School counselors are professionally and ethically obligated to serve students who are lesbian, gay, bisexual, transgender, questioning (LGBTQ) however, there is limited research and thus limited resources to guide them in approaching the issues. The purpose of the study was to identify the meaning behind the lived experiences of LGBTQ students and parents of LGBTQ students while working with their school counselors. The lived experiences of school counselors working with LGBTQ students and their parents were also studied. A phenomenological inquiry was conducted to explore the lived experiences of participants. Individual semi-structured interviews were conducted with four LGBTQ students, three parents of LGBTQ students, and three school counselors. Additionally, five school counselors participated in a focus group. The researcher used in vivo coding methods to highlight significant units of meaning in the transcripts from interviews and the focus groups. The researcher scrutinized these statements and developed clusters of meaning into themes: acceptance, experience of coming out, being open with others, being comfortable, education and training, support and challenges, and needing to talk. The study findings showed LGBTQ students needed both familial and school support to thrive in a typical scholastic environment. Parents sought school counselors for mainly academic reasons and did not expect assistance with personal and social issues. Some school counselors recognized LGBTQ issues were developing as early as middle school. Lesbian, gay, bisexual, transgender, and questioning students can utilize the school counselor as a resource to help with various issues. Parents of LGBTQ children can utilize the school counselor when looking for support in accepting their child. The school counselors, following the American School Counselor Association’s (ASCA) model of competencies, can be a resource for LGBTQ students by: introducing group support like Gay-Straight Alliance (GSA), facilitating group counseling, helping students come out to family and friends, monitoring student academic success, as well as counsel students on developing healthy relationships. Further research could address the need for LGBTQ resources as well as training for staff in middle schools and possibly in elementary schools.

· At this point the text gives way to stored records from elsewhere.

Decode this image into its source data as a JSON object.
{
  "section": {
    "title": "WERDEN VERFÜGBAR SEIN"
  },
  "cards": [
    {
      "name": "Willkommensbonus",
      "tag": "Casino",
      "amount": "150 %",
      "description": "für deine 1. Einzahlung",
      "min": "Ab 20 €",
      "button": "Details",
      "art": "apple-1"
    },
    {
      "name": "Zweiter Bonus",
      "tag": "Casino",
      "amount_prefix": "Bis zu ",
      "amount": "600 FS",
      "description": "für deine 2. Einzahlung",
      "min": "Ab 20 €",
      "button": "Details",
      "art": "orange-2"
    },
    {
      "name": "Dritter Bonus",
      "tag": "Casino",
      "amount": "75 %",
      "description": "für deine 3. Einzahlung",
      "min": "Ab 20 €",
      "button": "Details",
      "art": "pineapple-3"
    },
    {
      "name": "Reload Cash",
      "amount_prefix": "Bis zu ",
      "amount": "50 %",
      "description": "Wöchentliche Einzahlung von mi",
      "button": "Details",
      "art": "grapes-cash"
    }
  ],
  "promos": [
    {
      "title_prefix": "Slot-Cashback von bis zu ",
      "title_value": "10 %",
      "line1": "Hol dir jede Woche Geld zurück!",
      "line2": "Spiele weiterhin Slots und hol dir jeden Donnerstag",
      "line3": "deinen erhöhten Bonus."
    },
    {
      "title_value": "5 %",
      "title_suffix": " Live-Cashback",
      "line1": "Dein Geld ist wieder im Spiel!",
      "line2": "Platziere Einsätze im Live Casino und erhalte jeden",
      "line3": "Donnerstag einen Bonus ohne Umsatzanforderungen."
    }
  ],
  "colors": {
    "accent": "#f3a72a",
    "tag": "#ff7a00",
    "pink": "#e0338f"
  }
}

A dissertation submitted in Partial Fulfillment of the Requirements for the Degree of DOCTOR OF PHILOSOPHY in COUNSELOR EDUCATION from Texas A&M University-Corpus Christi in Corpus Christi, Texas.


adolescents, lgbtq, parents, qualitative, school counselors, schools



This material is made available for use in research, teaching, and private study, pursuant to U.S. Copyright law. The user assumes full responsibility for any use of the materials, including but not limited to, infringement of copyright and publication rights of reproduced materials. Any materials used should be fully credited with its source. All rights are reserved and retained regardless of current or future development or laws that may apply to fair use standards. Permission for publication of this material, in part or in full, must be secured with the author and/or publisher.